WHAT TO PRODUCE: Leave out the pictures and return every entry exactly as it appears.

Page and application data records:
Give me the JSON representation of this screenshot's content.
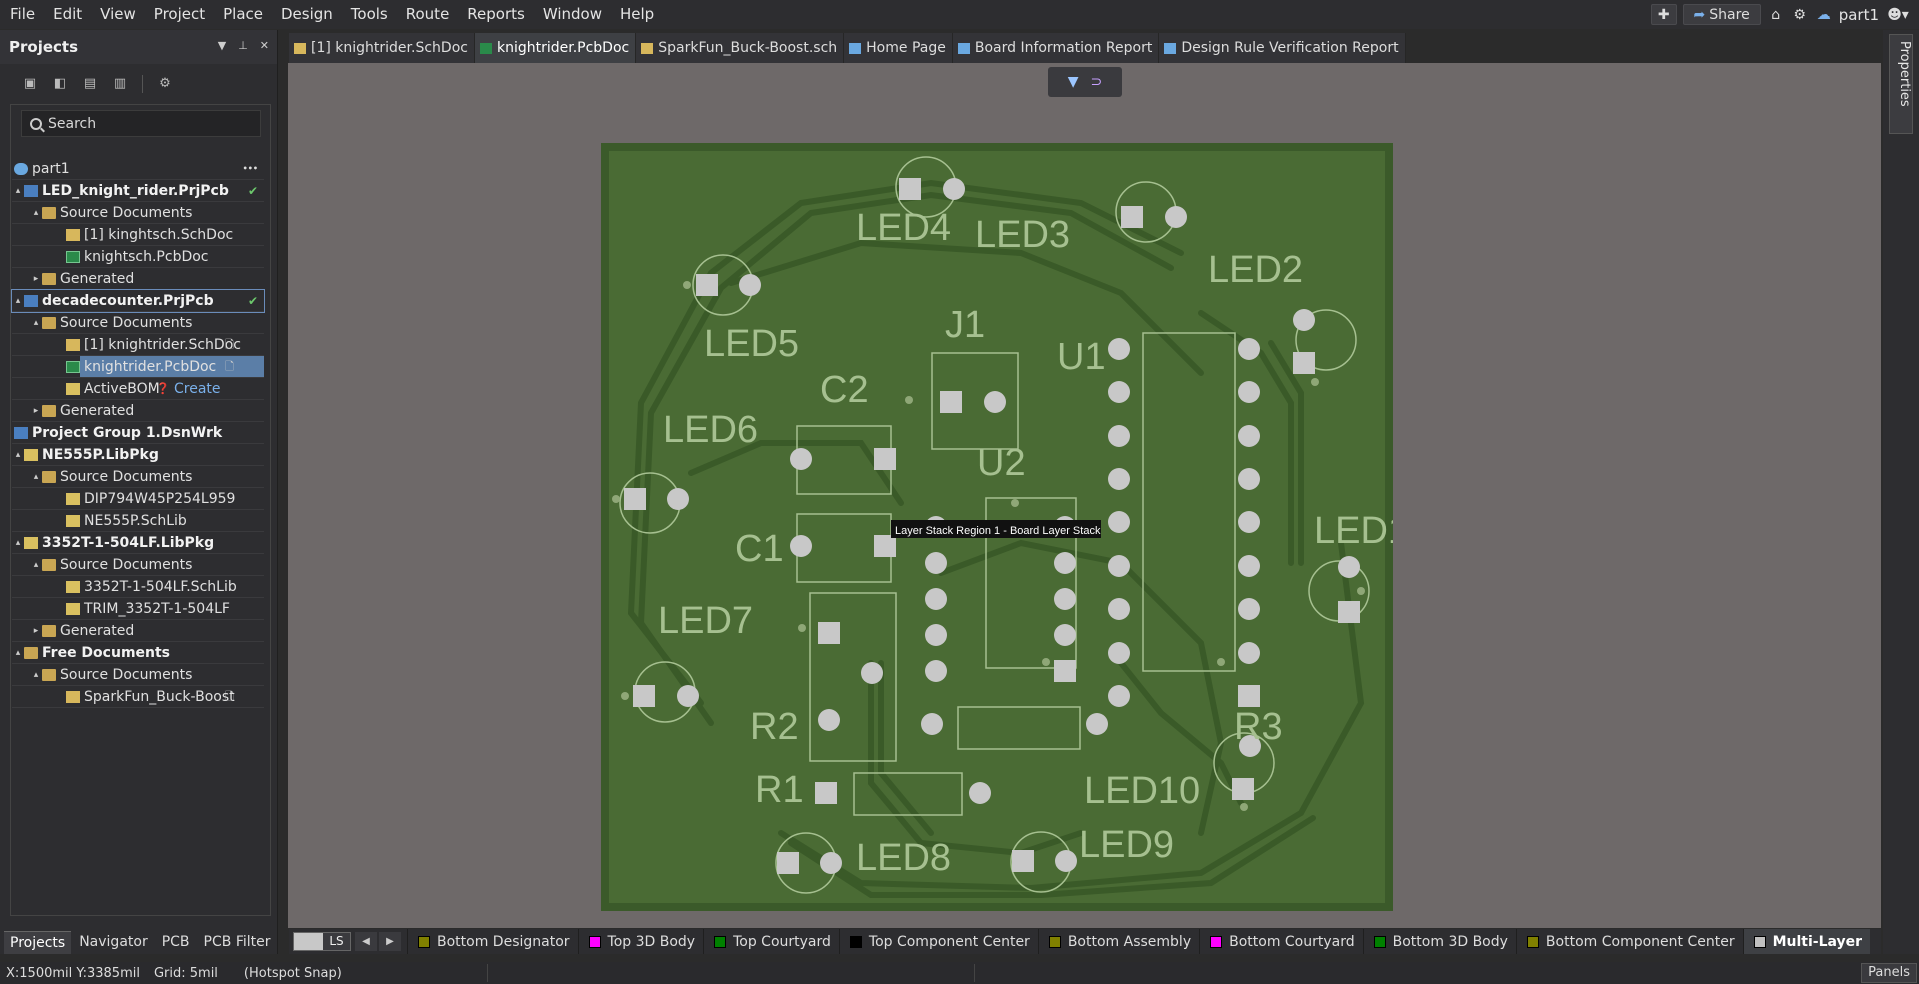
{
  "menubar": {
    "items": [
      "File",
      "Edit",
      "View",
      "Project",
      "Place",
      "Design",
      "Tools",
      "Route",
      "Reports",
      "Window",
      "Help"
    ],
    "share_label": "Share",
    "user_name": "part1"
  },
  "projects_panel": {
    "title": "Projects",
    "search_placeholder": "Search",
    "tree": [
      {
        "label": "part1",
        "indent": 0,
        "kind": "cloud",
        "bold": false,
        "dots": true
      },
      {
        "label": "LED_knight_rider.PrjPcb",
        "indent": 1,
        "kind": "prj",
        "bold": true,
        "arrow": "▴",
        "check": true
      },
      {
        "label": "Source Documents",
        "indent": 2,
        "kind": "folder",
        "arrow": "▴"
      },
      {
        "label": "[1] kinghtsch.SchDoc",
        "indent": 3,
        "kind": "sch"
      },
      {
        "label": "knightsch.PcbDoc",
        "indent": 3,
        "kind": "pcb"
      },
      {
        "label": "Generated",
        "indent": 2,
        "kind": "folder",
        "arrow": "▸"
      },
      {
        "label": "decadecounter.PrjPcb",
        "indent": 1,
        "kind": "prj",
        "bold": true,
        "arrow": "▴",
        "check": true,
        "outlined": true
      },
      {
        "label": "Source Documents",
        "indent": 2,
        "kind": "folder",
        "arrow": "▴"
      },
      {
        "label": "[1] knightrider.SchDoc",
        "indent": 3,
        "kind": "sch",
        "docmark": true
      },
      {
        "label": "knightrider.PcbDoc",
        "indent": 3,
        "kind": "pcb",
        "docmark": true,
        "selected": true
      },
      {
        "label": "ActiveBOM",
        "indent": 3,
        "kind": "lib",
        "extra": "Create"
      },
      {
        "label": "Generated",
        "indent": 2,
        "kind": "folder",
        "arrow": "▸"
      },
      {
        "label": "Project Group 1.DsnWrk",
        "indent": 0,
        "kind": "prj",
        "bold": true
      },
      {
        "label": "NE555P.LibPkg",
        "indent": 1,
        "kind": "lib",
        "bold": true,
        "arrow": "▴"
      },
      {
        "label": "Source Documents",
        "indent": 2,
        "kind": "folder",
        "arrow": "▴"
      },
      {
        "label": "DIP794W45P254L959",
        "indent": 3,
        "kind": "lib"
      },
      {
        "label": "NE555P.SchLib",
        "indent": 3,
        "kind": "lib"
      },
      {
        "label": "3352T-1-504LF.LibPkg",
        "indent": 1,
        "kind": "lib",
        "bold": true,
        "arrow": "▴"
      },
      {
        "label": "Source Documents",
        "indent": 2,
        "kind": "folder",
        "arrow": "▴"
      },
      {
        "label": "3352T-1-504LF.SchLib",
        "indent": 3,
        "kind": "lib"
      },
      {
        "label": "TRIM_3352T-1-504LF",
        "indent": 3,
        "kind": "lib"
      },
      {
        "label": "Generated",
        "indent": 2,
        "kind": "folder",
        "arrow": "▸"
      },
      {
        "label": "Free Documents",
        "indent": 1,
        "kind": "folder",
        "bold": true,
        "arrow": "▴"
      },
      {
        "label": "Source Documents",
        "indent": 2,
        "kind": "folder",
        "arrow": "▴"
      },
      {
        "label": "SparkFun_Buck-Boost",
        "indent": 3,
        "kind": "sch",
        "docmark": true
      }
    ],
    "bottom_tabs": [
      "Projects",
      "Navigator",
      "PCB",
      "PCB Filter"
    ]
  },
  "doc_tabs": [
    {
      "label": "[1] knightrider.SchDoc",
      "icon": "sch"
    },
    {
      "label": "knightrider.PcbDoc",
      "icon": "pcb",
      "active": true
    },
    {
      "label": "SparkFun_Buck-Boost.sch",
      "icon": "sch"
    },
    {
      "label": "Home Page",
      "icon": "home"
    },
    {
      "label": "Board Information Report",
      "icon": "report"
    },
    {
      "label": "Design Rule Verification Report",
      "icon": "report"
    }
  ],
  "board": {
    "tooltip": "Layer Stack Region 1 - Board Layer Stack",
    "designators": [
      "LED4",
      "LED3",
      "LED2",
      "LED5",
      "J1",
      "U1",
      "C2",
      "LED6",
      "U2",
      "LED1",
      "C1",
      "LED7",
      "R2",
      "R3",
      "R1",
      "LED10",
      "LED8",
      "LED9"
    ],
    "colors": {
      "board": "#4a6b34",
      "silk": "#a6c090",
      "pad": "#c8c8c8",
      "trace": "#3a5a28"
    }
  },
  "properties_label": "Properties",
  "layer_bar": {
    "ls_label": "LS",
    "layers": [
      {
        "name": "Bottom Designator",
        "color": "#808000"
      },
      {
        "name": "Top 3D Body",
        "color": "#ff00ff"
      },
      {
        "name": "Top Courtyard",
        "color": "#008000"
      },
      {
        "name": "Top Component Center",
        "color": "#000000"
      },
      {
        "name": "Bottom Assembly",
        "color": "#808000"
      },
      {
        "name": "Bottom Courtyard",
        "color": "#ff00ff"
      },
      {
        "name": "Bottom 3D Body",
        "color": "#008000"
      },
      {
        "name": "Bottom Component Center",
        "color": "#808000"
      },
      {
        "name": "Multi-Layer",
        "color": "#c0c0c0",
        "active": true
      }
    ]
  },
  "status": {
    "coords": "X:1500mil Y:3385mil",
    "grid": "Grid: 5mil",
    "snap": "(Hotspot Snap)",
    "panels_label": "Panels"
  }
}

SOLUTION BELOW:
Give me the JSON representation of this screenshot's content.
{
  "menubar": {
    "items": [
      "File",
      "Edit",
      "View",
      "Project",
      "Place",
      "Design",
      "Tools",
      "Route",
      "Reports",
      "Window",
      "Help"
    ],
    "share_label": "Share",
    "user_name": "part1"
  },
  "projects_panel": {
    "title": "Projects",
    "search_placeholder": "Search",
    "tree": [
      {
        "label": "part1",
        "indent": 0,
        "kind": "cloud",
        "bold": false,
        "dots": true
      },
      {
        "label": "LED_knight_rider.PrjPcb",
        "indent": 1,
        "kind": "prj",
        "bold": true,
        "arrow": "▴",
        "check": true
      },
      {
        "label": "Source Documents",
        "indent": 2,
        "kind": "folder",
        "arrow": "▴"
      },
      {
        "label": "[1] kinghtsch.SchDoc",
        "indent": 3,
        "kind": "sch"
      },
      {
        "label": "knightsch.PcbDoc",
        "indent": 3,
        "kind": "pcb"
      },
      {
        "label": "Generated",
        "indent": 2,
        "kind": "folder",
        "arrow": "▸"
      },
      {
        "label": "decadecounter.PrjPcb",
        "indent": 1,
        "kind": "prj",
        "bold": true,
        "arrow": "▴",
        "check": true,
        "outlined": true
      },
      {
        "label": "Source Documents",
        "indent": 2,
        "kind": "folder",
        "arrow": "▴"
      },
      {
        "label": "[1] knightrider.SchDoc",
        "indent": 3,
        "kind": "sch",
        "docmark": true
      },
      {
        "label": "knightrider.PcbDoc",
        "indent": 3,
        "kind": "pcb",
        "docmark": true,
        "selected": true
      },
      {
        "label": "ActiveBOM",
        "indent": 3,
        "kind": "lib",
        "extra": "Create"
      },
      {
        "label": "Generated",
        "indent": 2,
        "kind": "folder",
        "arrow": "▸"
      },
      {
        "label": "Project Group 1.DsnWrk",
        "indent": 0,
        "kind": "prj",
        "bold": true
      },
      {
        "label": "NE555P.LibPkg",
        "indent": 1,
        "kind": "lib",
        "bold": true,
        "arrow": "▴"
      },
      {
        "label": "Source Documents",
        "indent": 2,
        "kind": "folder",
        "arrow": "▴"
      },
      {
        "label": "DIP794W45P254L959",
        "indent": 3,
        "kind": "lib"
      },
      {
        "label": "NE555P.SchLib",
        "indent": 3,
        "kind": "lib"
      },
      {
        "label": "3352T-1-504LF.LibPkg",
        "indent": 1,
        "kind": "lib",
        "bold": true,
        "arrow": "▴"
      },
      {
        "label": "Source Documents",
        "indent": 2,
        "kind": "folder",
        "arrow": "▴"
      },
      {
        "label": "3352T-1-504LF.SchLib",
        "indent": 3,
        "kind": "lib"
      },
      {
        "label": "TRIM_3352T-1-504LF",
        "indent": 3,
        "kind": "lib"
      },
      {
        "label": "Generated",
        "indent": 2,
        "kind": "folder",
        "arrow": "▸"
      },
      {
        "label": "Free Documents",
        "indent": 1,
        "kind": "folder",
        "bold": true,
        "arrow": "▴"
      },
      {
        "label": "Source Documents",
        "indent": 2,
        "kind": "folder",
        "arrow": "▴"
      },
      {
        "label": "SparkFun_Buck-Boost",
        "indent": 3,
        "kind": "sch",
        "docmark": true
      }
    ],
    "bottom_tabs": [
      "Projects",
      "Navigator",
      "PCB",
      "PCB Filter"
    ]
  },
  "doc_tabs": [
    {
      "label": "[1] knightrider.SchDoc",
      "icon": "sch"
    },
    {
      "label": "knightrider.PcbDoc",
      "icon": "pcb",
      "active": true
    },
    {
      "label": "SparkFun_Buck-Boost.sch",
      "icon": "sch"
    },
    {
      "label": "Home Page",
      "icon": "home"
    },
    {
      "label": "Board Information Report",
      "icon": "report"
    },
    {
      "label": "Design Rule Verification Report",
      "icon": "report"
    }
  ],
  "board": {
    "tooltip": "Layer Stack Region 1 - Board Layer Stack",
    "designators": [
      "LED4",
      "LED3",
      "LED2",
      "LED5",
      "J1",
      "U1",
      "C2",
      "LED6",
      "U2",
      "LED1",
      "C1",
      "LED7",
      "R2",
      "R3",
      "R1",
      "LED10",
      "LED8",
      "LED9"
    ],
    "colors": {
      "board": "#4a6b34",
      "silk": "#a6c090",
      "pad": "#c8c8c8",
      "trace": "#3a5a28"
    }
  },
  "properties_label": "Properties",
  "layer_bar": {
    "ls_label": "LS",
    "layers": [
      {
        "name": "Bottom Designator",
        "color": "#808000"
      },
      {
        "name": "Top 3D Body",
        "color": "#ff00ff"
      },
      {
        "name": "Top Courtyard",
        "color": "#008000"
      },
      {
        "name": "Top Component Center",
        "color": "#000000"
      },
      {
        "name": "Bottom Assembly",
        "color": "#808000"
      },
      {
        "name": "Bottom Courtyard",
        "color": "#ff00ff"
      },
      {
        "name": "Bottom 3D Body",
        "color": "#008000"
      },
      {
        "name": "Bottom Component Center",
        "color": "#808000"
      },
      {
        "name": "Multi-Layer",
        "color": "#c0c0c0",
        "active": true
      }
    ]
  },
  "status": {
    "coords": "X:1500mil Y:3385mil",
    "grid": "Grid: 5mil",
    "snap": "(Hotspot Snap)",
    "panels_label": "Panels"
  }
}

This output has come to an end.